Dezincification or "Red Rot"
Dezincification is a form of corrosion and weakening of brass instruments in which zinc is dissolved from the brass alloy. What causes this to occur? Spit sitting inside of the instrument. Human spit is acid in order to help breakdown food in our mouths. Everyone's biology is a little different so some people have more acidic spit than others. The process is internal, its very easy to not even know that dezincification has occurred. The acid essentially "eats" its way through the brass and eventually becomes visible with its tell tale pink or red coloring, thus the term "Red Rot." Its easier to see the damage on yellow brass instruments compared to silver because of the stark contrast in color.
Silver plated brass instruments are just that, silver plated. Underneath the silver is brass. As the "Red Rot" progresses, flakes of silver can be seen coming off of the instrument. All brass instruments are susceptible to dezincification and the potential for structural failure. As "Red Rot" progresses the metal will become weaker and weaker until little pin sized holes appear and then the instrument has air leaking which can affect playability. Certain notes won't play correctly or even at all because you can't get enough airflow to reach higher notes. After the damage has occurred there are two ways of fixing the issue, soldering a patch over the hole or holes, or replacing the affected part.
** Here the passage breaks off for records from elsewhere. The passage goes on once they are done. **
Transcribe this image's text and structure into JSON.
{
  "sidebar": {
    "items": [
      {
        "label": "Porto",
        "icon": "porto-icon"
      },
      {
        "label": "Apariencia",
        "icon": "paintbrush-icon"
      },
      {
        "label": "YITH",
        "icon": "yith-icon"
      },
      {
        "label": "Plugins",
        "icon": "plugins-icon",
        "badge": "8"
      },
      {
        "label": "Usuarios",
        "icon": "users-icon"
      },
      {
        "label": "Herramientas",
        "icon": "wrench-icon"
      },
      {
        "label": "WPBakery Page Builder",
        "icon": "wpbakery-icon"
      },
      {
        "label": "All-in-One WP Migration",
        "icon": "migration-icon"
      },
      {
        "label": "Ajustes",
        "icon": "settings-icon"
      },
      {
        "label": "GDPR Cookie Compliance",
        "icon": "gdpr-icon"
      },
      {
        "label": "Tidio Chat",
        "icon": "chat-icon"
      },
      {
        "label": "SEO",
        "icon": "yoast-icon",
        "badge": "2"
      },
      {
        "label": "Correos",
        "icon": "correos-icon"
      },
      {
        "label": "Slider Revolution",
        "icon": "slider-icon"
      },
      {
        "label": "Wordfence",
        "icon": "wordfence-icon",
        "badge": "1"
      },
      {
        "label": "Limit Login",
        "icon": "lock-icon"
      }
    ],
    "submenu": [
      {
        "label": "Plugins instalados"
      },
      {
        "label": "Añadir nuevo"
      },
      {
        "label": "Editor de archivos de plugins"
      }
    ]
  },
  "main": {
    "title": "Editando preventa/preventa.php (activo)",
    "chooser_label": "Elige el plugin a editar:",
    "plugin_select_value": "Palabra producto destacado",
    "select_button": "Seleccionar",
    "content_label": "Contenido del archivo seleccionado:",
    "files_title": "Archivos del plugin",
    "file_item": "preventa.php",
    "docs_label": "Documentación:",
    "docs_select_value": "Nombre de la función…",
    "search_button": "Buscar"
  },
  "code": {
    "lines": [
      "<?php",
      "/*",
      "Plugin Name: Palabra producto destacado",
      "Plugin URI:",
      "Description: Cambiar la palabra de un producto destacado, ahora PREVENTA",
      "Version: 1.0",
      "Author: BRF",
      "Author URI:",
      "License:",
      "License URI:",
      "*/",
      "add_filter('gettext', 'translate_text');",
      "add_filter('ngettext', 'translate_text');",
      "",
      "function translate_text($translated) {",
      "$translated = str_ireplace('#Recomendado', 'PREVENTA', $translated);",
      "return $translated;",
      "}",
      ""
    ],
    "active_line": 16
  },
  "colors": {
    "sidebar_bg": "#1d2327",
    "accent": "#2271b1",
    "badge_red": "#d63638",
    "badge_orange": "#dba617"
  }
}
How can you prevent this from happening? Yearly cleanings. I ask customers to imagine myself as their dentist. Cleaning kits are your instruments "tooth brush" and players need to brush their teeth on a regular basis. Once or twice a year, depending how often you play, you bring the instrument in for its deep cleaning.